What you are asked to do :: Every line of the data below that holds the string "header" needs to be reported.

----- Data for analysis

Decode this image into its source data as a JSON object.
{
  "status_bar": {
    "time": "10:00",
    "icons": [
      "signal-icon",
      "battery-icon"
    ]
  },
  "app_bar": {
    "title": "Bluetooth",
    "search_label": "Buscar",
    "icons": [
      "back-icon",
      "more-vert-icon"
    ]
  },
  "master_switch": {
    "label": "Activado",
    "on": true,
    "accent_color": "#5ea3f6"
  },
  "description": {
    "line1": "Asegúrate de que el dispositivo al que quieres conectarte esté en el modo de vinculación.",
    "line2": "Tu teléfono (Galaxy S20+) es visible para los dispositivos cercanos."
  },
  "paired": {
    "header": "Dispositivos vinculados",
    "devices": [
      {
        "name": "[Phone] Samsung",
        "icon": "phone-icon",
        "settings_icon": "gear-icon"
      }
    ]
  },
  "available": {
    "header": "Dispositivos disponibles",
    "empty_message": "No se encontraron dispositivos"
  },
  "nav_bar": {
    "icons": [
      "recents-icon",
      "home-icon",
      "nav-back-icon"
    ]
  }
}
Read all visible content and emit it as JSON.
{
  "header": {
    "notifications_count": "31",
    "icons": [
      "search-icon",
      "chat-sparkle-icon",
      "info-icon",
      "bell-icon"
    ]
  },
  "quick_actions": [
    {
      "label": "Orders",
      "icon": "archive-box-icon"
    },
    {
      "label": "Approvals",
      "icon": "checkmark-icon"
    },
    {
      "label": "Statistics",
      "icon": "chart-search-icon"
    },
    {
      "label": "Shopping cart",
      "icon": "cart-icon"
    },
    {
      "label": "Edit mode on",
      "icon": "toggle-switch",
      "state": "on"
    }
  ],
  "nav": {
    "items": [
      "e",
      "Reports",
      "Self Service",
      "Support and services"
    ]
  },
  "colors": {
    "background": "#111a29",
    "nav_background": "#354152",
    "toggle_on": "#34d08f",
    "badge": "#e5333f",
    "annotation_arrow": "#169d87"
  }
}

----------

Output below ::
    "header": "Dispositivos vinculados",
    "header": "Dispositivos disponibles",
  "header": {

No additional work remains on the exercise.